Rising prices have been criticized mainly because the surge in wages has not moved in step with the surge in commodity prices. The biggest problem in China is increasing the earnings of the lower-income bracket to help them make ends meet.

The government has made efforts to stabilize market prices to satisfy the basic household needs. It is estimated that commodity prices can be under control within a tolerable range.

But consumers in China should brace themselves for a continued rise in food prices. There will probably be more natural disasters and less planted farmland. Among consumer goods, agricultural prices will amplify the inflation rate. China's high consumer price index, the main gauge of inflation, was mainly due to a surge in food prices.

The rise in prices is the inevitable consequence of economic development. Although China's commodities prices are rising faster than before - but relative to international standards - it's not really that rapid. The cost of a piece of coriander in New York equals a bundle of coriander in Beijing. Different countries have also criticized the weak purchasing power of the yuan. Agriculture prices have been kept low for a long time, relative to domestic prices and tickets to tourist destinations. As the global economy recovers, international crude oil prices have been rising. The demand of refined fuel has exceeded supply, which caused transportation costs for agriculture products to spiral out of control. China cannot leverage farm subsidies on time, which have made agriculture products go up in price. China should either increase the prices of agriculture products in a rational range or subsidize farmers based on World Trade Organization convention.

Economic globalization has weakened the country's ability to control prices on its own. Global inflation brought on by the devaluation of the US dollar is exporting inflationary pressures on China. The weakening dollar triggers the relative growth on prices of commodities. The US was criticized for speeding up printing dollars by launching the second round of quantitative easing. This has affected China's pricing system. As its trade deficit with other countries increases, the US has pressured China to appreciate its currency. The US Federal Reserve bought more of its own bonds; China had to loosen its monetary policy to deal with it.

China has adopted a loose monetary policy with low interest rates and a massive credit increase. Investors' high expectations for a stronger yuan have lead to the international capital flow into China.

M2, a measure of broad money supply, has risen to 70 trillion yuan, twice the GDP. China has put a lot of money into the market, inevitably reducing the real purchasing power of the yuan.
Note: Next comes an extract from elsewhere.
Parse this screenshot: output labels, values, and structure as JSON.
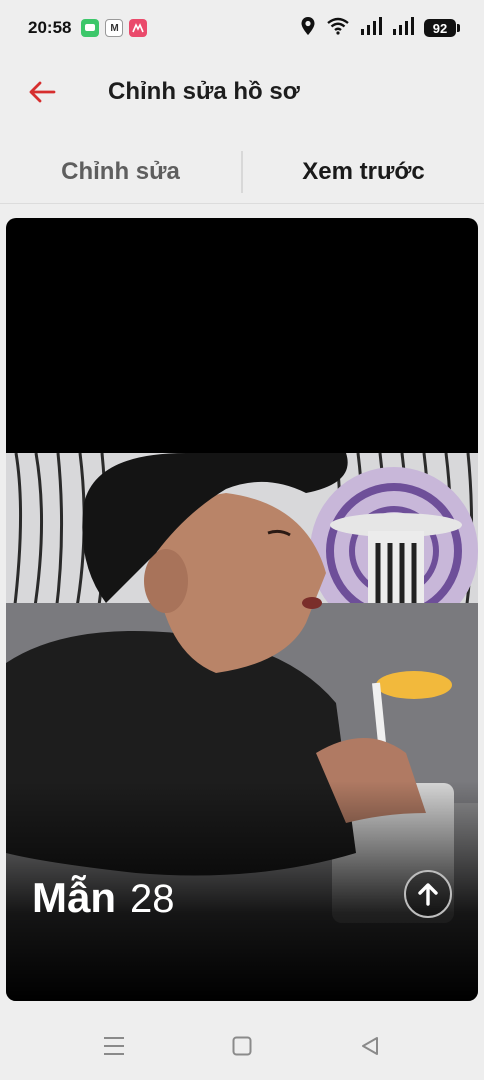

The tough inflation situation in China requires attention. Although the rise is trending, there are still some artificial factors contributing to this new situation. The government should take steps to control prices within an acceptable range for Chinese households.